Lovely to hear from you and delighted you are in good health.
I'll pass on your good wishes to all in Ennis.
We will be putting together an e-zine for older people in a month or two and will include a piece on the Silver Stringers.
Great to keep the contacts.
Mr. Norton’s stories are always my favorite! His subjects are varied, his knowledge (or research) is on target and he has just enough “tongue in cheek” to make one smile. Hip Hip Hooray for Mr. Norton!
M. Langton, President
Not all men live in quiet desperation
My father-in-law (now 89) was on the LST 218 when it arrived in Saipan in 1944 and is looking to contact shipmates.
Any suggestions as to methods I might try??
From: Donna Kaufman
Sent: Thursday, May 14, 2009 8:37 PM
Subject: info Saugus Iron Works
I am trying to find information about Quenten Pray, who worked at the Ironworks in the 1600s. Can you help?
Donna Pray Kaufman
You almost threw me a curve, but I persisted. Even though Saugus abutts Melrose, it is in another county. I have about six phone books and five don't list Saugus. The other one lists Saugus Historical Society at 30 Main St. and 781-233-7232,/ Town Clerk, 781-231-4101 / Cemetery 781-231-4170... the latter two at 23 Main St.
We are Seniors, but none of us go back that far. Good luck.
[From my daughter-in-law and Mirror author who moved to Vermont several years ago.] *Hi Pop! I hope you are feeling great on this beautiful May Day afternoon. This edition looks great. It took my breath away to see the Mount Hood Tower again.

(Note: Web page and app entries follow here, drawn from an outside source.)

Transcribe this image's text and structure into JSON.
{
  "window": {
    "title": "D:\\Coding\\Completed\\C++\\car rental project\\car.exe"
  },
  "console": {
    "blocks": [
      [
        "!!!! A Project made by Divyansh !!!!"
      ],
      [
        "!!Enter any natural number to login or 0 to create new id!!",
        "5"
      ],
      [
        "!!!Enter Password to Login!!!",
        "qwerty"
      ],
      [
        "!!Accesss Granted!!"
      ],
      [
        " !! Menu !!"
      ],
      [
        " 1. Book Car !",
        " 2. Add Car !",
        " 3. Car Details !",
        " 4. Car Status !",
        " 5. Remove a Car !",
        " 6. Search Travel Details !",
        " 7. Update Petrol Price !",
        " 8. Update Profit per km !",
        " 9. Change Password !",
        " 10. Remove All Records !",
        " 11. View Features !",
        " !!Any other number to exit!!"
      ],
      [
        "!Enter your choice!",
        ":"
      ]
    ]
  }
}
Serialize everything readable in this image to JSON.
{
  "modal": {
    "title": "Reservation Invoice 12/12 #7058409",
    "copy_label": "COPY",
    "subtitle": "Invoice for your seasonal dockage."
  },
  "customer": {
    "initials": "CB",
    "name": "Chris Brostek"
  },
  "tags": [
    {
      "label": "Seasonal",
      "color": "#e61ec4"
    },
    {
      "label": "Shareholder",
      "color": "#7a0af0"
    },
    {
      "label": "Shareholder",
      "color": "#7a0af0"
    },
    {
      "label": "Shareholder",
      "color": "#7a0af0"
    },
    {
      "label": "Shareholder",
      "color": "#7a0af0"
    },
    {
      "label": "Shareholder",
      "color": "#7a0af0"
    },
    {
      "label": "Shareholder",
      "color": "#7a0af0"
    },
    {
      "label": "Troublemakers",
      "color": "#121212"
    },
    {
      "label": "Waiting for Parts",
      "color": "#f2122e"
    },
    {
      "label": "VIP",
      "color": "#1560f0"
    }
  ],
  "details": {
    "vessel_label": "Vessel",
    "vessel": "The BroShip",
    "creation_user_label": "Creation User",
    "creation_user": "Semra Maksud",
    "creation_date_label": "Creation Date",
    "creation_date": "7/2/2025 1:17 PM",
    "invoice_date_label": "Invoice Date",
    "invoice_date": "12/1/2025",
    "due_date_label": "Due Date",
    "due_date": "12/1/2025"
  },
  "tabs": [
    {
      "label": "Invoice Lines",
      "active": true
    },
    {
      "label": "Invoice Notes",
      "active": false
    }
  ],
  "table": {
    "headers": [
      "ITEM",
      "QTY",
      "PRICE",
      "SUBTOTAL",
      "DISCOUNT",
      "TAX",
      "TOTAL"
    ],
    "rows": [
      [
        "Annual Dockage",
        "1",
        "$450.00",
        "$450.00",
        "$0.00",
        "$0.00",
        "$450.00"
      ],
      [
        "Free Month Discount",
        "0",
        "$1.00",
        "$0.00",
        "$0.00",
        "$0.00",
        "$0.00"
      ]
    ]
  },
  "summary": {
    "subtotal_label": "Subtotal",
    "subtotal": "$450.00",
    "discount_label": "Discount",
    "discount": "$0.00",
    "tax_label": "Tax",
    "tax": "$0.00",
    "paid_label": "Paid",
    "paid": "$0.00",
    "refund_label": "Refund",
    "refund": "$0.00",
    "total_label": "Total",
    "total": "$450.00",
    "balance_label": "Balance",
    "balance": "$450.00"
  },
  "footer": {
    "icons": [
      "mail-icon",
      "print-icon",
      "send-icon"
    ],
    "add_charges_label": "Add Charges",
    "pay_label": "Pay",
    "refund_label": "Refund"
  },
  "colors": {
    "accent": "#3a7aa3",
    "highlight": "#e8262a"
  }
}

I had no idea it would have that impact on me. It instantly brought forth so many memories that I had to take a break and let them work their wonders. I guess I am a Melrose kid to my very soul. Do you think its possible to print other photos from around town like this in future editions? I know I'd love to see them and be able to connect with a piece of home.
Your article on the Minutemen was truly illuminating. I remember seeing the Gooch School. I have never heard this story before, but I should have known that our ancestors would have responded to call to duty when they were needed. Reading your words made me feel proud to come from such good stock. Thanks Pop for making me proud of all of us. Love, Carol.
To whom it may concern,(In this case, RayJazzSmith,WGBH FM Sundays at 7 pm).
My husband was a jazz collector. I have hundreds of records, 78 speed. Names such as John McCormack, Charles Harrison, Walter van Brunt, Bing Crosby, Frank Parker, etc.
You may have them, if they would be of any value to your show.
Greetings -to Jane Hill:
My old MHS 1940 classmate referred your subject inquiry to me... many of which I get along the same line - because I have been broadcasting music of the 20s and 30s your husband may have enjoyed - actually, now in the Boston area some 51 years...since 1958.
70 years ago, when I was 17, I started collecting 78s, but I disposed of them all back in the late-90s. Since the early 1980s, much of my old 78 music has been re-mastered and re-issued on CDs, to an extent that still amazes me 25 years later.
Except for extremely rare, ethnic and esoteric performances, popular and most jazz 78s, such as you indicate, have no intrinsic value in this high-tech age. Many people offer or give them to the Salvation Army or Morgan Memorial. 78 Turntables have gone the way of ice picks, blacksmiths and washboards.
The same holds true, to some extent, to vinyl long playing records.
Be Well. Ray Smith
June 5, 2009